The aggregate type is set  “OnModelCreating” using  OwnsOne:

protected override void OnModelCreating(ModelBuilder modelBuilder)
    modelBuilder.Entity<User>().OwnsOne(b => b.Address);

By default, EF Core’s relational database providers map aggregate types like this to the same table as the owning entity type. That is, each property of the classes  “Address” is assigned to a column of the table  “User”:

If desired, each type of entity that makes up the aggregate can be assigned to its own table using ToTable:

    .OwnsOne(b => b.Address, ownedNavigationBuilder =>


With this change a new table called Address is generated:

Finally, let’s look at the cool new feature of EF7, the aggregate Address can be assigned to a JSON column. This requires only one call when setting the aggregate type: ToJson()

    .OwnsOne(b => b.Address, ownedNavigationBuilder =>


The table  User will now contain a JSON column for  “Address”, in which we will store a JSON document for each user:

Las columnas JSON brindan las capacidades de usar EF Core contra bases de datos de documentos a documentos incrustados en una base de datos relacional.

Los documentos JSON que se muestran arriba son muy simples, pero esta capacidad de mapeo también se puede usar con estructuras de documentos más complejas.

Query JSON columns

Queries against JSON columns work just like queries against any other type of aggregate in EF Core.

var user = await context.Users
    .Where(user => user.Address.City == "Madrid")

In this example it does a bit more filtering and projection, and also sorts by email in the JSON document:

var orderedAddresses = await context.Users
        user => (user.Address.City == "Chigley"
                   && user.Email != null)
                  || user.Name.StartsWith("D"))
    .OrderBy(user => user.Email)
        user => user.Name + " (" + user.Address.Street
                  + ", " + user.Address.City
                  + " " + user.Address.Postcode + ")")

Consider creating indexes to improve query performance on JSON documents. For example, see Index Json data when using SQL Server.

JSON column update

You use SaveChanges and SaveChangesAsync in the normal way to make updates to a JSON column. For extensive changes, the entire document will be updated.

var user = await context.Users.SingleAsync(u => u.Name.StartsWith("Alberto"));

user.Contact = new() { Address = new("2 Riverside", "Trimbridge", "TB1 5ZS", "UK"), Phone = "01632 88346" };

await context.SaveChangesAsync();

However, if only one subdocument is changed, EF Core will use a “JSON_MODIFY” command to update only the subdocument. For example, changing the inside of  “Address” a document “Contact”:

var user = await context.Users.SingleAsync(u => u.Name.StartsWith("Luis"));

user.Contact.Address = new("4 Riverside", "Trimbridge", "TB1 5ZS", "UK");

await context.SaveChangesAsync();

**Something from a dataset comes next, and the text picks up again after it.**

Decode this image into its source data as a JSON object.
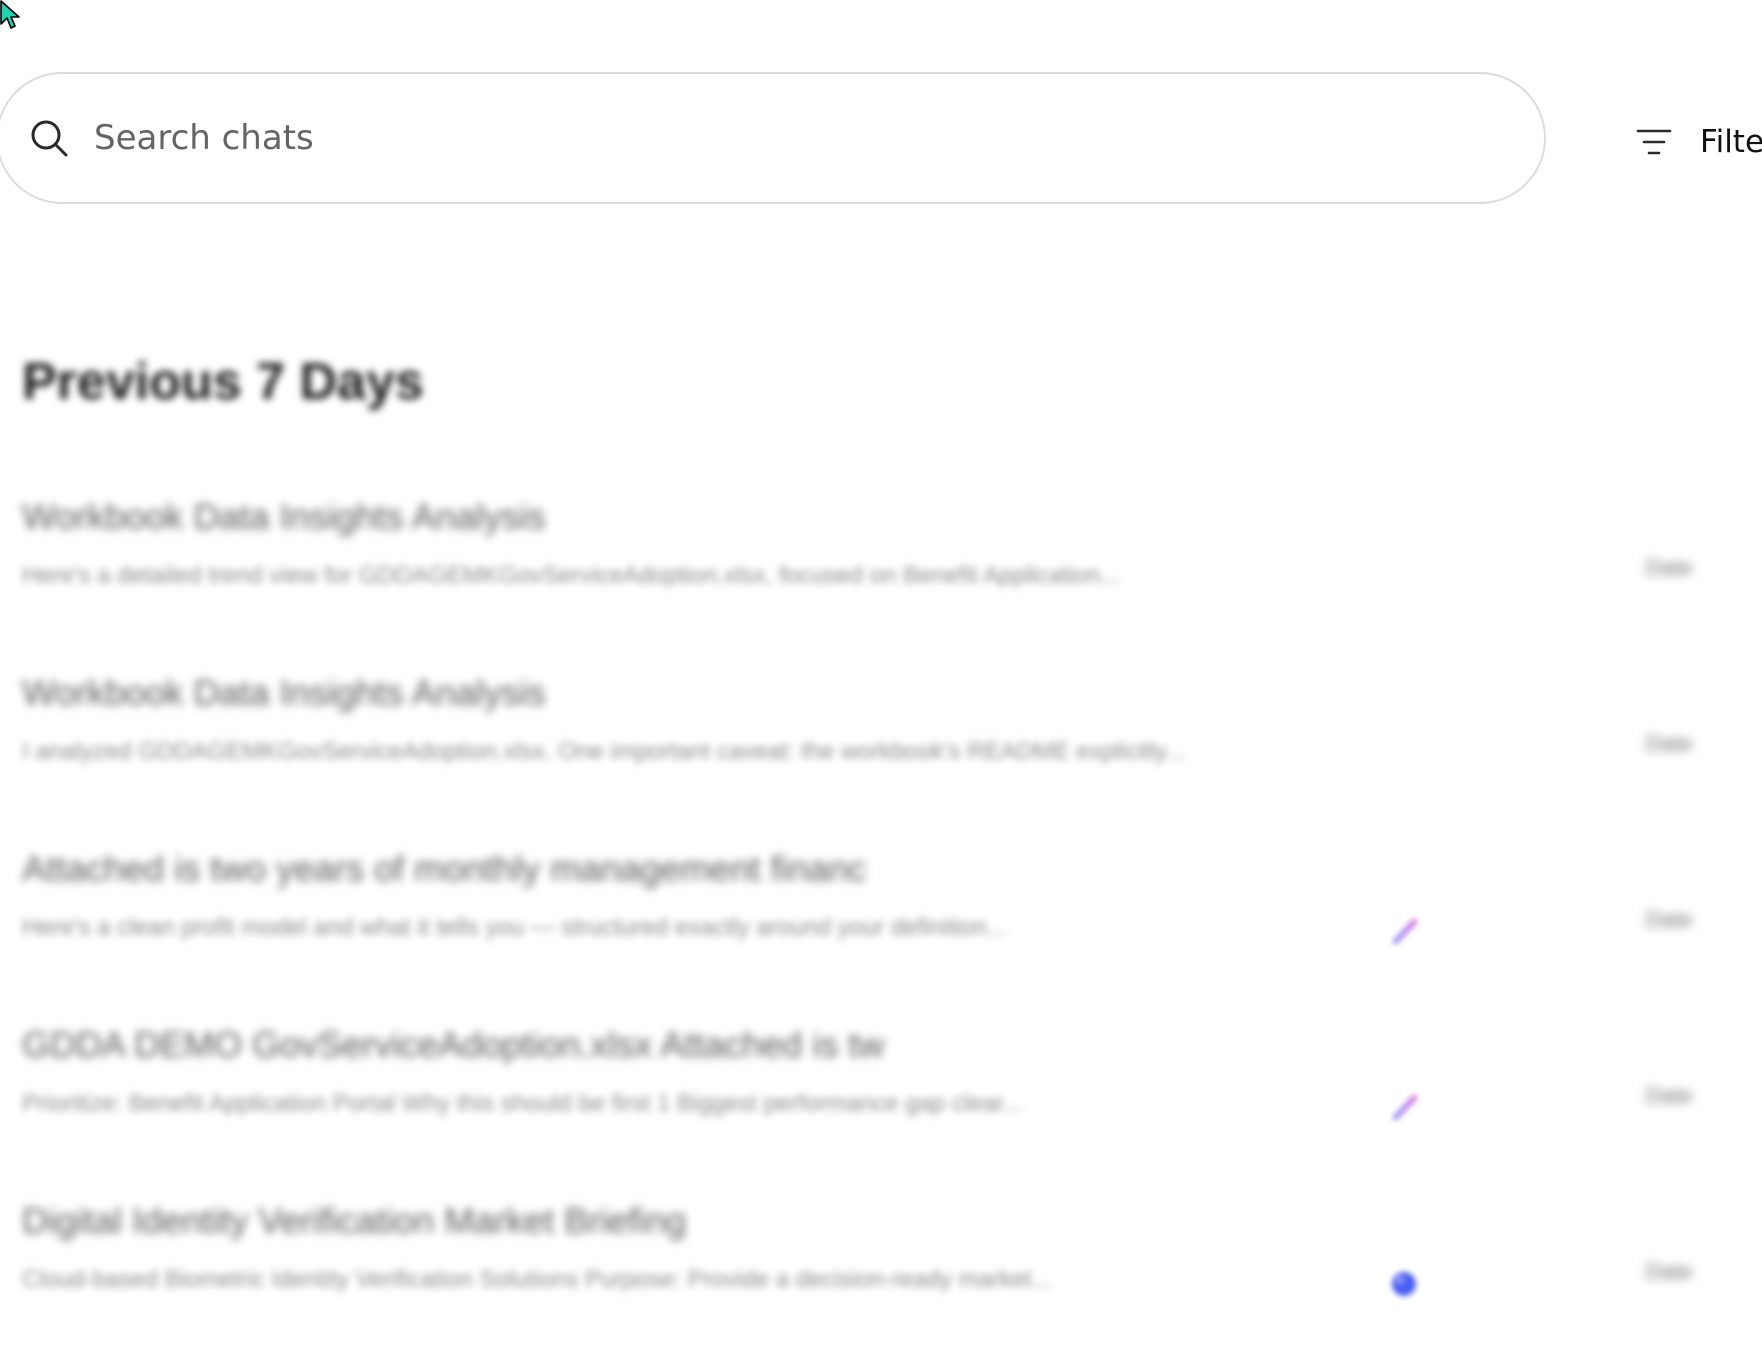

Finally, if only a single property is changed, EF Core will again use a “JSON_MODIFY” command, this time to patch only the changed property value. For example:

var user = await context.Authors.SingleAsync(u => u.Name.StartsWith("Antonio"));

user.Contact.Address.Country = "España";

await context.SaveChangesAsync();


EF Core 7.0 (EF7) added support for assigning aggregate types to JSON documents stored in relational database “JSON columns”. As a result, relational databases can store documents directly while maintaining the overall relational structure of the data. JSON columns are supported in EF7 with an implementation for SQL Server that is vendor independent. The JSON contained in these columns can be queried using LINQ, which allows filtering and sorting by document element, as well as projection of the document element into the results. Also, when SaveChanges is invoked, EF7 allows partial updates only for changed items and item-level change tracking of documents.

That’s it, for now, I’ll keep updating and adding content in this post. I hope you found it interesting😉


The source code for this article can be found on  GitHub